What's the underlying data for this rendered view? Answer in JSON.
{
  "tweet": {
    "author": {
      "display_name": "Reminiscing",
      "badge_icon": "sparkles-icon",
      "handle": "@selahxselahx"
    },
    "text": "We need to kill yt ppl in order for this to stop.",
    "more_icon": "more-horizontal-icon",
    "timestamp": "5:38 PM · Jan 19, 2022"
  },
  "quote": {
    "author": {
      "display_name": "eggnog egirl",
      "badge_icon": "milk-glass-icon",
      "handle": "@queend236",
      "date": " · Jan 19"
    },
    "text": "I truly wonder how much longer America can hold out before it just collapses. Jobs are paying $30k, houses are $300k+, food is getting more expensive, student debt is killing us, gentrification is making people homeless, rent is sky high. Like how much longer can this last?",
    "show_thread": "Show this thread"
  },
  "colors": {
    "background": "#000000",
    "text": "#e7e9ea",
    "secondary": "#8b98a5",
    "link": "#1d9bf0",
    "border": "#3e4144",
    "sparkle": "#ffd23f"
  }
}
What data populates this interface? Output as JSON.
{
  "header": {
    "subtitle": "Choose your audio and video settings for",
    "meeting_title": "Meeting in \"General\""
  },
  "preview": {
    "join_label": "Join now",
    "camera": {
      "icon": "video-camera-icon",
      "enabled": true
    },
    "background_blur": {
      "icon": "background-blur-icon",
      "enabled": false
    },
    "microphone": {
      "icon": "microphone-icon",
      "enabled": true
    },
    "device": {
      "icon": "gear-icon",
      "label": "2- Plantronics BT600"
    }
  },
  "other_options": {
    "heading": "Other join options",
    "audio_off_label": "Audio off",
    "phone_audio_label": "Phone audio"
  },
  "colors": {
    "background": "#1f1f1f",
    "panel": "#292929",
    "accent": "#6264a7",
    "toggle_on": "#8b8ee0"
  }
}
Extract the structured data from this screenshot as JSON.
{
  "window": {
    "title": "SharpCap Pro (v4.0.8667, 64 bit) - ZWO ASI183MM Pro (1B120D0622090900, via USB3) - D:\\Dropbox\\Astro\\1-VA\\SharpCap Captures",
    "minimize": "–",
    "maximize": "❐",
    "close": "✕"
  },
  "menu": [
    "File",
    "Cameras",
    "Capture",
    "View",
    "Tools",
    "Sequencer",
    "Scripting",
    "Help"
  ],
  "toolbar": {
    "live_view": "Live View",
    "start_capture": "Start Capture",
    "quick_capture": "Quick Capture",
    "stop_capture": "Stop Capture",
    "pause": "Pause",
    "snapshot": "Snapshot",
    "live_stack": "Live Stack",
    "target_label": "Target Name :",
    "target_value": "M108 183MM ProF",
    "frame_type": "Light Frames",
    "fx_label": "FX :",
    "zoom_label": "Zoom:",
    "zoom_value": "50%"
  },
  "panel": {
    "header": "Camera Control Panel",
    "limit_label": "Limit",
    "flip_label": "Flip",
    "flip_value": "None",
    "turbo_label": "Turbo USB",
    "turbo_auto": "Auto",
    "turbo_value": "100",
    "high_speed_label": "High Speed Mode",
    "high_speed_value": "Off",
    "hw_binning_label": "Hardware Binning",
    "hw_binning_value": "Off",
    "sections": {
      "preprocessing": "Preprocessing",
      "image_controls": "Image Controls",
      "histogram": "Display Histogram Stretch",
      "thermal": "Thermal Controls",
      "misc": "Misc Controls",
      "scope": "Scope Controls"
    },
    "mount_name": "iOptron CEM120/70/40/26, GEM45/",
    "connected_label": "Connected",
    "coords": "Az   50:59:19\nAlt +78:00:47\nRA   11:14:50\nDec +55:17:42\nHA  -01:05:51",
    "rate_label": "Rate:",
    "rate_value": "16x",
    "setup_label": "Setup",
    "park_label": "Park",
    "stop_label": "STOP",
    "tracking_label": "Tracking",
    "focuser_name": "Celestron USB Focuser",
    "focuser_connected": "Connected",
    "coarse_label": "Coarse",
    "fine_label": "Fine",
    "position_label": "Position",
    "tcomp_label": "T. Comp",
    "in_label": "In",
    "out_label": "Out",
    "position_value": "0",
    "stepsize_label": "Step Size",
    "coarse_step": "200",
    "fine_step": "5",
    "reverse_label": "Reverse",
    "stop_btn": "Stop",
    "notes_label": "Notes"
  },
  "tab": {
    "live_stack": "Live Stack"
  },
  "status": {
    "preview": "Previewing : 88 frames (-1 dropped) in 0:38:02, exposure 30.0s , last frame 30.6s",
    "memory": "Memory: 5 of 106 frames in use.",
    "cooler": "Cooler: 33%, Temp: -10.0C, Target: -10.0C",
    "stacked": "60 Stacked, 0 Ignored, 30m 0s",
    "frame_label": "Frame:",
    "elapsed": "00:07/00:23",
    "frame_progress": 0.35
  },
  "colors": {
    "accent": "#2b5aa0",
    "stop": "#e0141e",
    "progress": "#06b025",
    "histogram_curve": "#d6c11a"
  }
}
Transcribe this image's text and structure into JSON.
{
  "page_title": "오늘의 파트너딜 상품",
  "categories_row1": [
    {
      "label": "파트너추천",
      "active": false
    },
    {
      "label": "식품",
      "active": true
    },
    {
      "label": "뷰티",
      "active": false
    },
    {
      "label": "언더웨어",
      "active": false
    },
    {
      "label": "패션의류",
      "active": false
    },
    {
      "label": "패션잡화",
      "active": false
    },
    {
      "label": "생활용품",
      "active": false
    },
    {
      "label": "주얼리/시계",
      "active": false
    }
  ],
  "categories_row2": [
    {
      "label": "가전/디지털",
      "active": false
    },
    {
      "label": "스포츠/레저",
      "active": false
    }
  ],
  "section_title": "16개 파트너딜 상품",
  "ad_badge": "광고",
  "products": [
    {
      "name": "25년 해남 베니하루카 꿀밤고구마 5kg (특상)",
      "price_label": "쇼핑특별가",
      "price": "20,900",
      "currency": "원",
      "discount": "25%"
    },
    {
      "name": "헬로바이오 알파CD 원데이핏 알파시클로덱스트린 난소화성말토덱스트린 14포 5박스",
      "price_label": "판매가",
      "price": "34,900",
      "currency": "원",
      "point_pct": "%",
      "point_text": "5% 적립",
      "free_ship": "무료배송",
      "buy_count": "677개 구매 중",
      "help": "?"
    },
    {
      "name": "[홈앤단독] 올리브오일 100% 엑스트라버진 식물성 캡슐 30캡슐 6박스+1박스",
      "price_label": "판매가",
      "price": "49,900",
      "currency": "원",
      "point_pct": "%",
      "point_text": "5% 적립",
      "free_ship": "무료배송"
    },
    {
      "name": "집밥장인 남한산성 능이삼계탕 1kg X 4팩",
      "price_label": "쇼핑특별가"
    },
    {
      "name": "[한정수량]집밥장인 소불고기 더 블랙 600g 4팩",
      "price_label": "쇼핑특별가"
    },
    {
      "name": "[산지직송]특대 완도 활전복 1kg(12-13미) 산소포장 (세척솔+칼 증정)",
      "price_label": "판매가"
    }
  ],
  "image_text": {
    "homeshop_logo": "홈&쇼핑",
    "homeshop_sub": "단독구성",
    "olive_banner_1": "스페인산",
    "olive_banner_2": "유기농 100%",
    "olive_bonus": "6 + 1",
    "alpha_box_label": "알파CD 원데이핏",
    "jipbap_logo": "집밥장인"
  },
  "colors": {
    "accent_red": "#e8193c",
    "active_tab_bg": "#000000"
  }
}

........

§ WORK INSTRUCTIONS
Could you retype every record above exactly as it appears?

§ ANSWER SECTION
What's the underlying data for this rendered view? Answer in JSON.
{
  "tweet": {
    "author": {
      "display_name": "Reminiscing",
      "badge_icon": "sparkles-icon",
      "handle": "@selahxselahx"
    },
    "text": "We need to kill yt ppl in order for this to stop.",
    "more_icon": "more-horizontal-icon",
    "timestamp": "5:38 PM · Jan 19, 2022"
  },
  "quote": {
    "author": {
      "display_name": "eggnog egirl",
      "badge_icon": "milk-glass-icon",
      "handle": "@queend236",
      "date": " · Jan 19"
    },
    "text": "I truly wonder how much longer America can hold out before it just collapses. Jobs are paying $30k, houses are $300k+, food is getting more expensive, student debt is killing us, gentrification is making people homeless, rent is sky high. Like how much longer can this last?",
    "show_thread": "Show this thread"
  },
  "colors": {
    "background": "#000000",
    "text": "#e7e9ea",
    "secondary": "#8b98a5",
    "link": "#1d9bf0",
    "border": "#3e4144",
    "sparkle": "#ffd23f"
  }
}
What data populates this interface? Output as JSON.
{
  "header": {
    "subtitle": "Choose your audio and video settings for",
    "meeting_title": "Meeting in \"General\""
  },
  "preview": {
    "join_label": "Join now",
    "camera": {
      "icon": "video-camera-icon",
      "enabled": true
    },
    "background_blur": {
      "icon": "background-blur-icon",
      "enabled": false
    },
    "microphone": {
      "icon": "microphone-icon",
      "enabled": true
    },
    "device": {
      "icon": "gear-icon",
      "label": "2- Plantronics BT600"
    }
  },
  "other_options": {
    "heading": "Other join options",
    "audio_off_label": "Audio off",
    "phone_audio_label": "Phone audio"
  },
  "colors": {
    "background": "#1f1f1f",
    "panel": "#292929",
    "accent": "#6264a7",
    "toggle_on": "#8b8ee0"
  }
}
Extract the structured data from this screenshot as JSON.
{
  "window": {
    "title": "SharpCap Pro (v4.0.8667, 64 bit) - ZWO ASI183MM Pro (1B120D0622090900, via USB3) - D:\\Dropbox\\Astro\\1-VA\\SharpCap Captures",
    "minimize": "–",
    "maximize": "❐",
    "close": "✕"
  },
  "menu": [
    "File",
    "Cameras",
    "Capture",
    "View",
    "Tools",
    "Sequencer",
    "Scripting",
    "Help"
  ],
  "toolbar": {
    "live_view": "Live View",
    "start_capture": "Start Capture",
    "quick_capture": "Quick Capture",
    "stop_capture": "Stop Capture",
    "pause": "Pause",
    "snapshot": "Snapshot",
    "live_stack": "Live Stack",
    "target_label": "Target Name :",
    "target_value": "M108 183MM ProF",
    "frame_type": "Light Frames",
    "fx_label": "FX :",
    "zoom_label": "Zoom:",
    "zoom_value": "50%"
  },
  "panel": {
    "header": "Camera Control Panel",
    "limit_label": "Limit",
    "flip_label": "Flip",
    "flip_value": "None",
    "turbo_label": "Turbo USB",
    "turbo_auto": "Auto",
    "turbo_value": "100",
    "high_speed_label": "High Speed Mode",
    "high_speed_value": "Off",
    "hw_binning_label": "Hardware Binning",
    "hw_binning_value": "Off",
    "sections": {
      "preprocessing": "Preprocessing",
      "image_controls": "Image Controls",
      "histogram": "Display Histogram Stretch",
      "thermal": "Thermal Controls",
      "misc": "Misc Controls",
      "scope": "Scope Controls"
    },
    "mount_name": "iOptron CEM120/70/40/26, GEM45/",
    "connected_label": "Connected",
    "coords": "Az   50:59:19\nAlt +78:00:47\nRA   11:14:50\nDec +55:17:42\nHA  -01:05:51",
    "rate_label": "Rate:",
    "rate_value": "16x",
    "setup_label": "Setup",
    "park_label": "Park",
    "stop_label": "STOP",
    "tracking_label": "Tracking",
    "focuser_name": "Celestron USB Focuser",
    "focuser_connected": "Connected",
    "coarse_label": "Coarse",
    "fine_label": "Fine",
    "position_label": "Position",
    "tcomp_label": "T. Comp",
    "in_label": "In",
    "out_label": "Out",
    "position_value": "0",
    "stepsize_label": "Step Size",
    "coarse_step": "200",
    "fine_step": "5",
    "reverse_label": "Reverse",
    "stop_btn": "Stop",
    "notes_label": "Notes"
  },
  "tab": {
    "live_stack": "Live Stack"
  },
  "status": {
    "preview": "Previewing : 88 frames (-1 dropped) in 0:38:02, exposure 30.0s , last frame 30.6s",
    "memory": "Memory: 5 of 106 frames in use.",
    "cooler": "Cooler: 33%, Temp: -10.0C, Target: -10.0C",
    "stacked": "60 Stacked, 0 Ignored, 30m 0s",
    "frame_label": "Frame:",
    "elapsed": "00:07/00:23",
    "frame_progress": 0.35
  },
  "colors": {
    "accent": "#2b5aa0",
    "stop": "#e0141e",
    "progress": "#06b025",
    "histogram_curve": "#d6c11a"
  }
}
Transcribe this image's text and structure into JSON.
{
  "page_title": "오늘의 파트너딜 상품",
  "categories_row1": [
    {
      "label": "파트너추천",
      "active": false
    },
    {
      "label": "식품",
      "active": true
    },
    {
      "label": "뷰티",
      "active": false
    },
    {
      "label": "언더웨어",
      "active": false
    },
    {
      "label": "패션의류",
      "active": false
    },
    {
      "label": "패션잡화",
      "active": false
    },
    {
      "label": "생활용품",
      "active": false
    },
    {
      "label": "주얼리/시계",
      "active": false
    }
  ],
  "categories_row2": [
    {
      "label": "가전/디지털",
      "active": false
    },
    {
      "label": "스포츠/레저",
      "active": false
    }
  ],
  "section_title": "16개 파트너딜 상품",
  "ad_badge": "광고",
  "products": [
    {
      "name": "25년 해남 베니하루카 꿀밤고구마 5kg (특상)",
      "price_label": "쇼핑특별가",
      "price": "20,900",
      "currency": "원",
      "discount": "25%"
    },
    {
      "name": "헬로바이오 알파CD 원데이핏 알파시클로덱스트린 난소화성말토덱스트린 14포 5박스",
      "price_label": "판매가",
      "price": "34,900",
      "currency": "원",
      "point_pct": "%",
      "point_text": "5% 적립",
      "free_ship": "무료배송",
      "buy_count": "677개 구매 중",
      "help": "?"
    },
    {
      "name": "[홈앤단독] 올리브오일 100% 엑스트라버진 식물성 캡슐 30캡슐 6박스+1박스",
      "price_label": "판매가",
      "price": "49,900",
      "currency": "원",
      "point_pct": "%",
      "point_text": "5% 적립",
      "free_ship": "무료배송"
    },
    {
      "name": "집밥장인 남한산성 능이삼계탕 1kg X 4팩",
      "price_label": "쇼핑특별가"
    },
    {
      "name": "[한정수량]집밥장인 소불고기 더 블랙 600g 4팩",
      "price_label": "쇼핑특별가"
    },
    {
      "name": "[산지직송]특대 완도 활전복 1kg(12-13미) 산소포장 (세척솔+칼 증정)",
      "price_label": "판매가"
    }
  ],
  "image_text": {
    "homeshop_logo": "홈&쇼핑",
    "homeshop_sub": "단독구성",
    "olive_banner_1": "스페인산",
    "olive_banner_2": "유기농 100%",
    "olive_bonus": "6 + 1",
    "alpha_box_label": "알파CD 원데이핏",
    "jipbap_logo": "집밥장인"
  },
  "colors": {
    "accent_red": "#e8193c",
    "active_tab_bg": "#000000"
  }
}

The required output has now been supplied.